Basic Drill Tooling Information for Metalworking
General Purpose Twist Drills
The Jobber Drill is designed for general purpose drilling with a wide variety of drilling applications. It can drill many materials such as cast iron, steel, and brass forgings. Surface treatments prevents chip welding, improves chip flow and improves abrasion resistance. They are available in a bright polished finish or a black oxide finish. Black oxide is the most common finish. The bright polished finish reduces loading when drilling soft materials like brass or aluminum.
There are three standard lengths of common twist drills. They are: Jobber length, Screw Machine length and Taper length. The the most common length is the Jobber length and is usually considered the standard length unless otherwise specified.
Heavy Duty, 135Âº Split Point Twist Drill
Heavy duty type with 135Âº split point for use in cast iron,steel alloys, stainless steels, titanium, etc. This style is available in the three common lengths, jobber, screw machine and taper.
Jobber Length Drills
Jobber Drill - Reduced Shank
Reduced shank drills are used for drilling holes larger than the capacity of a 1/4, 3/8, or 1/2 drill chuck. Reduced shank drills should only be used for light to medium duty drilling applications as they do not have the torque strength of a straight shank drill.
For drill sizes above 1/2" the Silver & Deming (S&D) drills are available for use with 1/2" capacity drill chucks. They have a 1/2" diameter shank, either round or with three equally spaced flats, for drill sizes up to about 1-1/2". These drills are not made for higher precision holes but serve the purpose for many common large hole requirements where only 1/2" capacity chucks are available.

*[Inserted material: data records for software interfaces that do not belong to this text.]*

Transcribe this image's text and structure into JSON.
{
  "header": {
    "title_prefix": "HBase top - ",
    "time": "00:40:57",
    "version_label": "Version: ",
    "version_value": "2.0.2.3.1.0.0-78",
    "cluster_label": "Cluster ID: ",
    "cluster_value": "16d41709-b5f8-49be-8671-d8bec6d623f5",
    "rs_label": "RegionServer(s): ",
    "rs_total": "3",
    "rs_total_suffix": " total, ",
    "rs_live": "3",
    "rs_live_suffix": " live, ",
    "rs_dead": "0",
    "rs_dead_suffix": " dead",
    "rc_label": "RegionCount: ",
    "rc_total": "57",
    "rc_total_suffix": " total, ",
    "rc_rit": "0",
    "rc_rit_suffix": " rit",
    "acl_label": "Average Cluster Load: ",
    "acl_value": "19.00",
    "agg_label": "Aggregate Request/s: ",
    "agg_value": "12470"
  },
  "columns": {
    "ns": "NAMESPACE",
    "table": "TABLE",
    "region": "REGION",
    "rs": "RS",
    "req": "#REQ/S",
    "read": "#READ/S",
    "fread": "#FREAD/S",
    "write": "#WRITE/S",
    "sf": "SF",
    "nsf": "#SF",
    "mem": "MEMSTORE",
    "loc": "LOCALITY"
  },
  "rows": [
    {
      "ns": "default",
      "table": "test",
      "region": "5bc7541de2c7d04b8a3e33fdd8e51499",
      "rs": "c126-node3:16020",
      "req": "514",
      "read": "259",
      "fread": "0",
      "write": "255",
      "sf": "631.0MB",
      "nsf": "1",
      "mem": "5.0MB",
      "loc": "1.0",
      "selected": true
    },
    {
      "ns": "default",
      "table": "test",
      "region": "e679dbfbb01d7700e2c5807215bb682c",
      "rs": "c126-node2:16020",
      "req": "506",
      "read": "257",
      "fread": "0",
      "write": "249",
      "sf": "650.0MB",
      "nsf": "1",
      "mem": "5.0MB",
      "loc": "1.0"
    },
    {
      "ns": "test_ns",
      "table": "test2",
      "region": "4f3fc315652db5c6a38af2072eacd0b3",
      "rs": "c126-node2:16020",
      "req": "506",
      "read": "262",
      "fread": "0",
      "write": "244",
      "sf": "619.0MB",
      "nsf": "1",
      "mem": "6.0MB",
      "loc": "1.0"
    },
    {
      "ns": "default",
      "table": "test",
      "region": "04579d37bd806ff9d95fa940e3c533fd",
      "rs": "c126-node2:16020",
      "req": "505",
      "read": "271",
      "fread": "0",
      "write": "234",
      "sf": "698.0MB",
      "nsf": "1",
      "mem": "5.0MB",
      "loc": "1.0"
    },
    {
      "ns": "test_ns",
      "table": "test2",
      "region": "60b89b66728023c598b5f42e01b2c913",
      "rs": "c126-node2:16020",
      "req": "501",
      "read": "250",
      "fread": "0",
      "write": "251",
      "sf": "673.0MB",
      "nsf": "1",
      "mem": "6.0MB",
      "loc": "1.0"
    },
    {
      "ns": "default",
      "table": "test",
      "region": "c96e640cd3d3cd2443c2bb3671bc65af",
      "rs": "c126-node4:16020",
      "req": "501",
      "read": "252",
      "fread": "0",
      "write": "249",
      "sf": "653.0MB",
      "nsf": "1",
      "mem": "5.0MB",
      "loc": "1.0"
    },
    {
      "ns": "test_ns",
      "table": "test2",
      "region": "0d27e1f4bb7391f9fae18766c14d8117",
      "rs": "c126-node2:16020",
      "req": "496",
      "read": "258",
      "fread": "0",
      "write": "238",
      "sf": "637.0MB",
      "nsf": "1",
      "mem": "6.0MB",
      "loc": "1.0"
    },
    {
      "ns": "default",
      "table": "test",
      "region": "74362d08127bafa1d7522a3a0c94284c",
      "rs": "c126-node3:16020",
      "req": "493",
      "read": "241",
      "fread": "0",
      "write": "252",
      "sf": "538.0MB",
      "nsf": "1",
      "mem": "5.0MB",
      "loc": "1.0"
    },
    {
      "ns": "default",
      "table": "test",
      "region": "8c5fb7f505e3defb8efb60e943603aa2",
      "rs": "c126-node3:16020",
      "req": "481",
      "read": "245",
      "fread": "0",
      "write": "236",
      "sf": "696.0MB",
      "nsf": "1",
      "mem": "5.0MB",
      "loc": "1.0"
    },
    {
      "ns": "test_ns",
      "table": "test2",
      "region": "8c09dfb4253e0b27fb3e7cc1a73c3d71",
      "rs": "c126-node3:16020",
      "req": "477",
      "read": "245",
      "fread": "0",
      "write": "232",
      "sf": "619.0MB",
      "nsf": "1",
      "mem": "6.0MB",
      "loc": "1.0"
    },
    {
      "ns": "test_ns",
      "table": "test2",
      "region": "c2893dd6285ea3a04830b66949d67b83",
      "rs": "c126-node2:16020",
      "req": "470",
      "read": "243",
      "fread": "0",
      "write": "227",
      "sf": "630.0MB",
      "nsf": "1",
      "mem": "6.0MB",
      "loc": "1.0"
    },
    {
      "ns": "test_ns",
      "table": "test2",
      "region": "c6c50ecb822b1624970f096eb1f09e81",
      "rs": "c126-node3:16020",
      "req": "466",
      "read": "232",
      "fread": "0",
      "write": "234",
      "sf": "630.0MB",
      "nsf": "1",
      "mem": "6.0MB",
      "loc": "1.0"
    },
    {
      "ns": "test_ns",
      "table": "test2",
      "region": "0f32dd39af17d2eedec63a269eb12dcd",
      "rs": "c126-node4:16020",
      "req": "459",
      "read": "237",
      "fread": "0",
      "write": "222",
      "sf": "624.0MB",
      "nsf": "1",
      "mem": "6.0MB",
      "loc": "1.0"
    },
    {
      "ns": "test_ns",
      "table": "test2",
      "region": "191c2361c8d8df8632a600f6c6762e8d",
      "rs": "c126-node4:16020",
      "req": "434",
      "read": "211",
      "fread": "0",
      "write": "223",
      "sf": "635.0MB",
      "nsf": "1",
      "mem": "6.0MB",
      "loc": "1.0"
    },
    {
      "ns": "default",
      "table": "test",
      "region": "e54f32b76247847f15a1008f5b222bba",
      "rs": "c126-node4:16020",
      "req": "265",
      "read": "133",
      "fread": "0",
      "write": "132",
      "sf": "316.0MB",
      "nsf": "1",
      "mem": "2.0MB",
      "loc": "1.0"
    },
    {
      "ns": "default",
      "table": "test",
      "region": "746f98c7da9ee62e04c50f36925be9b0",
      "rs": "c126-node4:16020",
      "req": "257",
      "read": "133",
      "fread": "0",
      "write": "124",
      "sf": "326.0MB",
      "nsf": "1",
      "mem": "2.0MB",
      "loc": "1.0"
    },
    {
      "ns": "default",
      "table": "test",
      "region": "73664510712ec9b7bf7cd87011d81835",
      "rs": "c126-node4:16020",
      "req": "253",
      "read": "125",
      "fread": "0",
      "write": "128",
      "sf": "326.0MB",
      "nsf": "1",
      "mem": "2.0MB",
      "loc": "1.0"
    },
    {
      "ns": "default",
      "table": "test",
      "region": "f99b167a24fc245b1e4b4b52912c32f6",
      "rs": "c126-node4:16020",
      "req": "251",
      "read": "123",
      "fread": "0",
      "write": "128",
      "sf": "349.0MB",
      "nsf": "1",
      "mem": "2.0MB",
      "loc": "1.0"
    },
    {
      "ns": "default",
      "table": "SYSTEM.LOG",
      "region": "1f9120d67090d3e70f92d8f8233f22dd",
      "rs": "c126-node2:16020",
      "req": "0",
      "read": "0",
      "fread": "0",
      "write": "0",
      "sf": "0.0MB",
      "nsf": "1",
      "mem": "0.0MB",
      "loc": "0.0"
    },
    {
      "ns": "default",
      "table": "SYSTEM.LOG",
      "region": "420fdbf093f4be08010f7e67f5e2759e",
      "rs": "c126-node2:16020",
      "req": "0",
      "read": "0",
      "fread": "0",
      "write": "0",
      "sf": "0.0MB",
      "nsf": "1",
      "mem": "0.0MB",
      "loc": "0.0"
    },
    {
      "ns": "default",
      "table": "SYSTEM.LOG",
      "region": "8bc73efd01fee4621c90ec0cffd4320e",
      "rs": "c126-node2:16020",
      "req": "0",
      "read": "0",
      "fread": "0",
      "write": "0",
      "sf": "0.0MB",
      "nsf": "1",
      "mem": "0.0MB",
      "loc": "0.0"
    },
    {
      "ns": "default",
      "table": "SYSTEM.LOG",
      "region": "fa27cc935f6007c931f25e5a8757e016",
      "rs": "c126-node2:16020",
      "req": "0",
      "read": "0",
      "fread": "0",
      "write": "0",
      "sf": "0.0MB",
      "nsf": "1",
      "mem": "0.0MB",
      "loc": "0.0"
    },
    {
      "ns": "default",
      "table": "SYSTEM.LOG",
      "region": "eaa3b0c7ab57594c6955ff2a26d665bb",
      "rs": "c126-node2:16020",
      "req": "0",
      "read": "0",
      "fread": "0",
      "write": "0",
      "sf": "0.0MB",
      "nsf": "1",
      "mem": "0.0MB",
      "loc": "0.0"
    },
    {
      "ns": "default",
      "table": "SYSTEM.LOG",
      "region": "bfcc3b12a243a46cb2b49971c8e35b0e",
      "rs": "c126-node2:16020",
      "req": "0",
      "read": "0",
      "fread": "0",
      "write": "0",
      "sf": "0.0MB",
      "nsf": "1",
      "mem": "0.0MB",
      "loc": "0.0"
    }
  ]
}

Jobber Drill - Parabolic Flute
For deep hole drilling in a wide range of materials especially aluminum and mild steel. Parabolic flutes ease chip ejection.
Cobalt Jobber Length - Straight Shank - Heavy Duty
Heavier construction than General Purpose Twist Drills for use in the harder, tougher alloy steels of the stainless and manganese types; castings; forgings; and chilled cast iron. These drills can be run approximately 25% faster than those of High Speed Steel, because of Cobalt steel's ability to withstand high cutting temperatures.
Common Drill Types
Jobber Length Drills
The most common drill type is the jobber type drill. Jobber actually refers to the drill overall length. It is one of three lengths commonly available for snall diameter, less than 3/4", drills. The other two lengths are Screw Machine and Taper.
Screw Machine length drills
These are shorter than Jobber and are used when the depth to be drilled is shallow and when the hole tolerance is important. Since they are shorter than Jobber length they will have less tendency to flex. This may minimize any tendency to move from the intended location. This is important when the surface to be drilled is not exactly perpendicular to the tool. The drill may also have less tendency to drill an oversized bell-mouth hole in the entrance area.
Taper length drills
These are longer than Jobber and are used when the extra length is necessary for the application.
Taper Shank Drills
These are available for larger cutting sizes. The shank taper is usually a Morse Taper. These drills must be used with spindles specifically made to accept the taper. Most drills presses have a Morse Taper spindle. Morse tapers are specified as MT1 to MT5.